▸ Your objective
Looking at the listing below, work out the number of lines where the string "more" shows up, and give that number only.

---------- Input material ----------

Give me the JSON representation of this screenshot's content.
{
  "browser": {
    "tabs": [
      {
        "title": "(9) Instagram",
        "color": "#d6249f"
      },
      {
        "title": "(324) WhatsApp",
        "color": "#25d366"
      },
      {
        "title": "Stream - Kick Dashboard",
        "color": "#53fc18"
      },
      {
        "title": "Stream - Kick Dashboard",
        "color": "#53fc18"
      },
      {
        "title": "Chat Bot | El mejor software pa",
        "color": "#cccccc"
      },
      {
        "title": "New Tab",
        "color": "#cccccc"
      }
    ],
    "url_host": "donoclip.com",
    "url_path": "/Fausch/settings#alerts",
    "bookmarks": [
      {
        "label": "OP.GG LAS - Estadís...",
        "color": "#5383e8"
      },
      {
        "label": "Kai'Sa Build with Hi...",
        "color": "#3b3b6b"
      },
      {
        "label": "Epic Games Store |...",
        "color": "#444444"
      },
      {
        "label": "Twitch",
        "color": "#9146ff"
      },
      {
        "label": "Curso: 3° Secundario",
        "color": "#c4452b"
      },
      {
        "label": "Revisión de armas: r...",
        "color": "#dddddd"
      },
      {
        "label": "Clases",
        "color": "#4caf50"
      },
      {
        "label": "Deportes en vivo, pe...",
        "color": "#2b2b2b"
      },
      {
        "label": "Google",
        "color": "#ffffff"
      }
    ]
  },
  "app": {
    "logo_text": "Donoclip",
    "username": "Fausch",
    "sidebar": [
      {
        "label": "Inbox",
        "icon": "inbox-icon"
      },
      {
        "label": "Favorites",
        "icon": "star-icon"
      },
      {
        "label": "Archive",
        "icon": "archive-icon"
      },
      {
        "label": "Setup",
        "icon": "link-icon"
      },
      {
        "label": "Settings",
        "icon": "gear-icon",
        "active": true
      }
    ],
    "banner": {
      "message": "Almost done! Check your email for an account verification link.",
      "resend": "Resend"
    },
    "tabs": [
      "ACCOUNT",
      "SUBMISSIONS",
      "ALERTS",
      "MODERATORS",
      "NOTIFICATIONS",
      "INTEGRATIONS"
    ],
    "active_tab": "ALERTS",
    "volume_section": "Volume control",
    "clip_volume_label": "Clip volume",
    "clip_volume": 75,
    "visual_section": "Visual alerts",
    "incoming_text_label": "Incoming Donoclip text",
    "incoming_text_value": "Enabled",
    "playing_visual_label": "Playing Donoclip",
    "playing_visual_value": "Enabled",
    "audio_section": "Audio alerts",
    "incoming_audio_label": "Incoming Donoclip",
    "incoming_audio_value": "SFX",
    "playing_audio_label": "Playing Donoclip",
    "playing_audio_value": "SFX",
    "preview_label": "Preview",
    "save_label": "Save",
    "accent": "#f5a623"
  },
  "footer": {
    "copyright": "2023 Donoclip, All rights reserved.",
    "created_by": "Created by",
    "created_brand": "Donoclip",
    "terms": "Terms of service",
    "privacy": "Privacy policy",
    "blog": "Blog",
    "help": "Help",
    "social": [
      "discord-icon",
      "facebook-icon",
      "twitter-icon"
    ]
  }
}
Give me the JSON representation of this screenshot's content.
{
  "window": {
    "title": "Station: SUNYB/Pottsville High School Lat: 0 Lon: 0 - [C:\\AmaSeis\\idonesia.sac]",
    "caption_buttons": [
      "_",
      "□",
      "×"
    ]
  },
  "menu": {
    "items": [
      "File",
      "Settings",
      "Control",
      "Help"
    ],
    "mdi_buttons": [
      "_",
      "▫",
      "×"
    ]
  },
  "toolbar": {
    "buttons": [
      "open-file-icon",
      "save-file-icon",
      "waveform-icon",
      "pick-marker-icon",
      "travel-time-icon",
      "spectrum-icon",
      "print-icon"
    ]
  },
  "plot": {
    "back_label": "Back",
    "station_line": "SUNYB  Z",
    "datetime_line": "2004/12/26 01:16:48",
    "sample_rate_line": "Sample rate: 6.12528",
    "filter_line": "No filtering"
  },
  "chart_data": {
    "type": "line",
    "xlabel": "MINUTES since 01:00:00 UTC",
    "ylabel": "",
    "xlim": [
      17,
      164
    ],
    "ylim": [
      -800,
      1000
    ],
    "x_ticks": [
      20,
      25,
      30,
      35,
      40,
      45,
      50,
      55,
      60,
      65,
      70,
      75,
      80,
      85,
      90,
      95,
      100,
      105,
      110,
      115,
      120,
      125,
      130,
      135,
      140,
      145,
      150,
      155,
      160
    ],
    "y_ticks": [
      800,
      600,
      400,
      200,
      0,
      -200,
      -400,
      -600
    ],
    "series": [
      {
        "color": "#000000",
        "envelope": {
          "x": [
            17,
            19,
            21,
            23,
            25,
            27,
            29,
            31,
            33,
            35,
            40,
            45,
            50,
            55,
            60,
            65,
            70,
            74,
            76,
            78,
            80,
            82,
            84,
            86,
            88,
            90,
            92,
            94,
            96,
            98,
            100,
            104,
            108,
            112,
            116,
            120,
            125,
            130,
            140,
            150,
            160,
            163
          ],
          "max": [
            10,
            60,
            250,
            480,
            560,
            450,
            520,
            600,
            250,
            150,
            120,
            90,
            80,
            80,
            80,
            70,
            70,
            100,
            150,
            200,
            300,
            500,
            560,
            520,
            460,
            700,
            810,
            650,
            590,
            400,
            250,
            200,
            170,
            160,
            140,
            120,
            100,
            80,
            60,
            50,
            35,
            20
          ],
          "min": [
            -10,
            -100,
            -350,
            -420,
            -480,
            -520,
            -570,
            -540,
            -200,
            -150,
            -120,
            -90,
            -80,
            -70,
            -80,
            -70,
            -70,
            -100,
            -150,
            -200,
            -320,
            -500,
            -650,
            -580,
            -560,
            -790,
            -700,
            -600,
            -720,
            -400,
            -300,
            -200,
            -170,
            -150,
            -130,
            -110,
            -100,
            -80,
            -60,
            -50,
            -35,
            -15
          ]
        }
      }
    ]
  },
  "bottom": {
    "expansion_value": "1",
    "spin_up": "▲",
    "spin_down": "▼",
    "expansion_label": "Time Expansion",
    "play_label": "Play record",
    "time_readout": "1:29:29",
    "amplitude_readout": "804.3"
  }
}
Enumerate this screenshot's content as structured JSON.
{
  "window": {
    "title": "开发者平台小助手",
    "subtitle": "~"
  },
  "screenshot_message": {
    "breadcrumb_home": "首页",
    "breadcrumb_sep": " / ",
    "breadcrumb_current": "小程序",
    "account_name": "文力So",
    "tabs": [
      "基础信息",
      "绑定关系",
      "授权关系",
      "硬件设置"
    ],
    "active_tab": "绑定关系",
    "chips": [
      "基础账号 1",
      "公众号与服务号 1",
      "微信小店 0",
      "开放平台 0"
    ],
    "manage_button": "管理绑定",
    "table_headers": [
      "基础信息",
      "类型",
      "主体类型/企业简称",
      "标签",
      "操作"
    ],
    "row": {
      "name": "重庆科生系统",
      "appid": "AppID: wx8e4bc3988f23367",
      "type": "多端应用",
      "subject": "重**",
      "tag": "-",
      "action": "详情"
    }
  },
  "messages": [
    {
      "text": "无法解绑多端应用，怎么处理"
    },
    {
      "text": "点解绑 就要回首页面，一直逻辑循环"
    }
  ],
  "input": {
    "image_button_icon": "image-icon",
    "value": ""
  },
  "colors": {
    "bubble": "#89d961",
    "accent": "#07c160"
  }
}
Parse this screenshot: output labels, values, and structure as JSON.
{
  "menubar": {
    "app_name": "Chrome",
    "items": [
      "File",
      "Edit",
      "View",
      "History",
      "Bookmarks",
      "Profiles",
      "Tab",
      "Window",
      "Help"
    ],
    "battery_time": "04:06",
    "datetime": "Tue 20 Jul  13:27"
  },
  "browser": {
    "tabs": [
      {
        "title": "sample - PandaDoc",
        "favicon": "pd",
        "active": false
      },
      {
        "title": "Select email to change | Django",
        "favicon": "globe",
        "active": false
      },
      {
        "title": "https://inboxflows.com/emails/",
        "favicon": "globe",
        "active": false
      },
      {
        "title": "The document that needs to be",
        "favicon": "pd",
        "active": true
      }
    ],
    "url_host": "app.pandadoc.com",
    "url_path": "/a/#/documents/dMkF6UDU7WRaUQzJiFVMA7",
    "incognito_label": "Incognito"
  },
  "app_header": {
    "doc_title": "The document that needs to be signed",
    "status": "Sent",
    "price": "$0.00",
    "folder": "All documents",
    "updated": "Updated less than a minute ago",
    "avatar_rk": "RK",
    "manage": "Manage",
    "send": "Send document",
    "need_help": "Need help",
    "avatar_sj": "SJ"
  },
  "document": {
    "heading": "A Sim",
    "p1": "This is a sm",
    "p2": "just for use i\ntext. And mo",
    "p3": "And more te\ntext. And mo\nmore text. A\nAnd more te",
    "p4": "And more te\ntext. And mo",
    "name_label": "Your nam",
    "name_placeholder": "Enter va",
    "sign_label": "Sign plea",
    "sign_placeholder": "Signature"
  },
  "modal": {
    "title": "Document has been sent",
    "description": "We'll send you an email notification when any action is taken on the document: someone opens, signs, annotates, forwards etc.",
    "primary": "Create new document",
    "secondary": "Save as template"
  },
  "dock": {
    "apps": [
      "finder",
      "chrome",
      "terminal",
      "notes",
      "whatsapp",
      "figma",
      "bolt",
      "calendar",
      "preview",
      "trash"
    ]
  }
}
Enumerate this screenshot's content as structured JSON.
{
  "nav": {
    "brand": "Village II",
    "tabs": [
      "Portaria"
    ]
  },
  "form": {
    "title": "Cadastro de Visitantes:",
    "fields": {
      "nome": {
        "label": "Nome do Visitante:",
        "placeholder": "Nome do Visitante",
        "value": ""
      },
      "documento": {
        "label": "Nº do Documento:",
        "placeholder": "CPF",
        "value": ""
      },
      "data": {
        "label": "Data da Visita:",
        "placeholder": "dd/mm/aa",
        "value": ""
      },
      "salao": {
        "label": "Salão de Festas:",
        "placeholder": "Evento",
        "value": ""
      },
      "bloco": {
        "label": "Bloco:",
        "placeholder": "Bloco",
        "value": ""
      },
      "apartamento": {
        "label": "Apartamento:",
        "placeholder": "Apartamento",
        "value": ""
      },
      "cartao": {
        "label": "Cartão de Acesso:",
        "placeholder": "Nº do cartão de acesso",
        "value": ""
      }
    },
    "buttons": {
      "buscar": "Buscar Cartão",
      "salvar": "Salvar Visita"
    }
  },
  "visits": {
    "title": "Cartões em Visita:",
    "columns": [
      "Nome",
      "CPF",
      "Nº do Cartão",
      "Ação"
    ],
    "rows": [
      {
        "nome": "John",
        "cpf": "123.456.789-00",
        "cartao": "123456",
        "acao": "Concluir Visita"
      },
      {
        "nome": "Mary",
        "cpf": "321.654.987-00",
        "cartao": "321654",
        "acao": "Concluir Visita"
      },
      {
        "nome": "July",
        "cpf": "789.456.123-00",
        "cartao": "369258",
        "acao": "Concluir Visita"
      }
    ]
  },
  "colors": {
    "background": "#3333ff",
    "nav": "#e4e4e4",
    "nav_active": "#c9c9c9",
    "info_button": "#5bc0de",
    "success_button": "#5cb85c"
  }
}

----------

▸ Solved problem
2